◆ **To do**:
Each line of the listing below containing the word "this" should be returned.

= Beginning of Section =

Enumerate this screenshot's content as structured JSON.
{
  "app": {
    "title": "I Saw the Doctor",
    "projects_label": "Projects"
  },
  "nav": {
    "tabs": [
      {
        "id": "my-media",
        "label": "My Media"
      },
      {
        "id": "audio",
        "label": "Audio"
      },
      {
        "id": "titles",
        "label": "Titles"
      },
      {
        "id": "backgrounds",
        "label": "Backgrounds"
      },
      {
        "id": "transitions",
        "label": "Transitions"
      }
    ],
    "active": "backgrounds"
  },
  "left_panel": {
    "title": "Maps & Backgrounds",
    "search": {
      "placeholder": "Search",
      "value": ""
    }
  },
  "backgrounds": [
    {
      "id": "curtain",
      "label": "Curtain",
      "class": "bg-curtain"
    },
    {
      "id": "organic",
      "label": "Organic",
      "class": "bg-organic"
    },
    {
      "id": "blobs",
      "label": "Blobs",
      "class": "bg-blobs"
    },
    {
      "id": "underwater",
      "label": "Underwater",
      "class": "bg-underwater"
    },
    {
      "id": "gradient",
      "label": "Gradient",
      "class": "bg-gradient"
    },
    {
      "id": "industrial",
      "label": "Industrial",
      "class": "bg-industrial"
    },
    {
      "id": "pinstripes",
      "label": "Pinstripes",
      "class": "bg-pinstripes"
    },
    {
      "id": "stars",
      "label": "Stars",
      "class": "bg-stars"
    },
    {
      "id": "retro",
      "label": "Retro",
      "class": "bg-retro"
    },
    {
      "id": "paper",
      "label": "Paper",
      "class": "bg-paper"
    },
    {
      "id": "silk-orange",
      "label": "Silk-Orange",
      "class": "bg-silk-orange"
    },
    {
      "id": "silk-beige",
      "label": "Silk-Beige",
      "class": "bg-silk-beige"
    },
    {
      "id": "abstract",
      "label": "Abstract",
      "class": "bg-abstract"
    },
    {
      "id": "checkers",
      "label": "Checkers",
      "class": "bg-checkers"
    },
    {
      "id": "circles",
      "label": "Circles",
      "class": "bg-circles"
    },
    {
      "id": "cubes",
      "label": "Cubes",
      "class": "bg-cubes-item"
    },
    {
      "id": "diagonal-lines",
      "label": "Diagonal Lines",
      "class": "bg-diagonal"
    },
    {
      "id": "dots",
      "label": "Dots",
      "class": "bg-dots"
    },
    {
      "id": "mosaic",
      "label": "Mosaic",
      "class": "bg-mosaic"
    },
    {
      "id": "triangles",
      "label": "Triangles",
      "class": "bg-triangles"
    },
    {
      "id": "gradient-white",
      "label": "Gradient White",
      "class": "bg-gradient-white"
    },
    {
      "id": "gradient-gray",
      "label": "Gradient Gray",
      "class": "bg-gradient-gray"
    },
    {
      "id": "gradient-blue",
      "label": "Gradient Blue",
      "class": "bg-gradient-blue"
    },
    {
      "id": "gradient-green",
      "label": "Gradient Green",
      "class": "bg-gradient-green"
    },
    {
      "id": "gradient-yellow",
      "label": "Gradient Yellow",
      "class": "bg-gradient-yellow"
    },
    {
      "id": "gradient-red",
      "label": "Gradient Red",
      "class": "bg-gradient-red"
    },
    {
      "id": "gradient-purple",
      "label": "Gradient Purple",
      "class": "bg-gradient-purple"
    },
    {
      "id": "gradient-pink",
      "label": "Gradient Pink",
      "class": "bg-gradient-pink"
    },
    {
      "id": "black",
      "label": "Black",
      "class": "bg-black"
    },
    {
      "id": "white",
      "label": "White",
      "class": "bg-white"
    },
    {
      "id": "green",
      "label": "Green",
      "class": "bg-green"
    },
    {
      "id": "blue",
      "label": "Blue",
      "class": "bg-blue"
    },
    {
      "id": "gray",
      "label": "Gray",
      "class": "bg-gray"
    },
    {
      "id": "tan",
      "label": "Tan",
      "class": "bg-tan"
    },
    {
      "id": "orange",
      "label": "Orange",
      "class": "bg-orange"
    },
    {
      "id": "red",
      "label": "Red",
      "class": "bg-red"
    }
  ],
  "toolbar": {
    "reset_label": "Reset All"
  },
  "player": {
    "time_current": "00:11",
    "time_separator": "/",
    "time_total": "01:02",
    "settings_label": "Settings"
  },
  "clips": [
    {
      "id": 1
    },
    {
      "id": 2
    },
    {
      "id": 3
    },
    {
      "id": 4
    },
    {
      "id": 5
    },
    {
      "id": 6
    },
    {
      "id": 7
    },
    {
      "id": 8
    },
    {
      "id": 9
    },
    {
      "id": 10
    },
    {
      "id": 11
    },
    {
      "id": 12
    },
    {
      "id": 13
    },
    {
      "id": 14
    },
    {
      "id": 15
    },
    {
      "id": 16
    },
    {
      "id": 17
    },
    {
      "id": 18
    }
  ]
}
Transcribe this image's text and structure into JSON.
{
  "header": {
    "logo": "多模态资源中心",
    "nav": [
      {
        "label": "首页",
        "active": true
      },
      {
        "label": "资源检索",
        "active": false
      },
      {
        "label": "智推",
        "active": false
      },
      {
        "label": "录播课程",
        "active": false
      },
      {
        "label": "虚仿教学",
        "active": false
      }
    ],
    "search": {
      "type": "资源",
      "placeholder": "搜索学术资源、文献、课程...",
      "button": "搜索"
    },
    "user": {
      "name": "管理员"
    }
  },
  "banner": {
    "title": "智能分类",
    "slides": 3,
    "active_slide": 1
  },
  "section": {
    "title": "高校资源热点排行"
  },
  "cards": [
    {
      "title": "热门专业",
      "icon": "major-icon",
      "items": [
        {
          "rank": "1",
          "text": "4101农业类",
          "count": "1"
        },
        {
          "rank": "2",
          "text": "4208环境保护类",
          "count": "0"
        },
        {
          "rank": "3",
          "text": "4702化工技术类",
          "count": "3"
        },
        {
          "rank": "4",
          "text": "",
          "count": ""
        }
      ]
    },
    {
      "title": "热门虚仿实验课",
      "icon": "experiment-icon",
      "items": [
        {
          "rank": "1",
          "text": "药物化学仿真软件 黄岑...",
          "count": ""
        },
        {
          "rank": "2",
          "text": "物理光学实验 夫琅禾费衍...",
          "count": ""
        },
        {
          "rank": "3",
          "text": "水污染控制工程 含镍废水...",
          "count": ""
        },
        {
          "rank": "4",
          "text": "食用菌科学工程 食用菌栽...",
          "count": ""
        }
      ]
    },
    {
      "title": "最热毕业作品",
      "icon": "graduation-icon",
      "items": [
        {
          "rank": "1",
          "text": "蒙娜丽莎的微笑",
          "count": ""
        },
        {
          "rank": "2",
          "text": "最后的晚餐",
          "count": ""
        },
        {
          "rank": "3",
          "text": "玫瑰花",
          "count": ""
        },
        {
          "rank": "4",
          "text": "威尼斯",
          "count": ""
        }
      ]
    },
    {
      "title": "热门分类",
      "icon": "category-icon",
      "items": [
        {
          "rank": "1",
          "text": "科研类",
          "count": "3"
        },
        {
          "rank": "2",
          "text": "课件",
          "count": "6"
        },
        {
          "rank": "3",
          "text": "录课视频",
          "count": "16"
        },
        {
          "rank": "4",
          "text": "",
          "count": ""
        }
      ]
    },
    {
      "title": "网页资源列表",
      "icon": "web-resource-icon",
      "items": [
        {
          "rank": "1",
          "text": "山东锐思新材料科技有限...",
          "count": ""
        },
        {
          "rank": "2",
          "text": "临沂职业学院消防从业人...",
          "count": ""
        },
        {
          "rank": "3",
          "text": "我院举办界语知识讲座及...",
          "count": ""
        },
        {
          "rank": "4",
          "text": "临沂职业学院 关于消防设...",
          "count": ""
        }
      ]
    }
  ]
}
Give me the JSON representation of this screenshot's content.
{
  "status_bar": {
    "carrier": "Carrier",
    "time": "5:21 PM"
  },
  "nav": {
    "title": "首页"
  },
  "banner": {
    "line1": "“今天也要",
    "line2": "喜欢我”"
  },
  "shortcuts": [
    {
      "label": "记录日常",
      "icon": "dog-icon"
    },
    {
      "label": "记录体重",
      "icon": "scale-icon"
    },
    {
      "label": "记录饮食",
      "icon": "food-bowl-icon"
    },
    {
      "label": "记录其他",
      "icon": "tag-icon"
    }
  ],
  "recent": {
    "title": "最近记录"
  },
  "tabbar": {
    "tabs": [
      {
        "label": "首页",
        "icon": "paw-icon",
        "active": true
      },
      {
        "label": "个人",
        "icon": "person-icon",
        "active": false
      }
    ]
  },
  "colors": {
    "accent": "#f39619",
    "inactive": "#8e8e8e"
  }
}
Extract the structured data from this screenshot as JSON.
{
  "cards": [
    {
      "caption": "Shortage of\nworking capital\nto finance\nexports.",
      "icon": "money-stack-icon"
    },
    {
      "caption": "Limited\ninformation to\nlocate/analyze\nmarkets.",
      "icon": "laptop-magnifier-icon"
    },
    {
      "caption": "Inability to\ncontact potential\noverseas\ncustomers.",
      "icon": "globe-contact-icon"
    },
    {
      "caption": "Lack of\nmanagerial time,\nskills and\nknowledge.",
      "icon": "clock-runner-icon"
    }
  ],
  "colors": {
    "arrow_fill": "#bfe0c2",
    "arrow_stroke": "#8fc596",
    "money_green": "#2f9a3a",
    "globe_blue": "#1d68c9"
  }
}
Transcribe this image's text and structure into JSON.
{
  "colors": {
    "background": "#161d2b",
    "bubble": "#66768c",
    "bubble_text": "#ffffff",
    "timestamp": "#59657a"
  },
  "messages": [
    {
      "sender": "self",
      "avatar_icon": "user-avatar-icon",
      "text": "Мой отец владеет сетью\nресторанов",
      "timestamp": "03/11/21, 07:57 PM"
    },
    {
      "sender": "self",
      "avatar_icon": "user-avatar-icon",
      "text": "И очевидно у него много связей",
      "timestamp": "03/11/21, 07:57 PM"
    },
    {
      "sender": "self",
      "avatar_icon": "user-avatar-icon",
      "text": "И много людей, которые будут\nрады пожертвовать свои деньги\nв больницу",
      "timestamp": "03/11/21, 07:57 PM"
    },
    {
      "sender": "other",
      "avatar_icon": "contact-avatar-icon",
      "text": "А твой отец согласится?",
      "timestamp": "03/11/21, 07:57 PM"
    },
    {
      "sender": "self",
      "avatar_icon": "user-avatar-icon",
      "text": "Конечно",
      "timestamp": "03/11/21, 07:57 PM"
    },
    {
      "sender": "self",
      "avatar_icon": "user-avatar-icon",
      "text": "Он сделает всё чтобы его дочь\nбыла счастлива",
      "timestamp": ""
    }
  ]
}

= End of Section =

◆ **Written response**:
Enumerate this screenshot's content as structured JSON.
Transcribe this image's text and structure into JSON.
Give me the JSON representation of this screenshot's content.
Extract the structured data from this screenshot as JSON.
Transcribe this image's text and structure into JSON.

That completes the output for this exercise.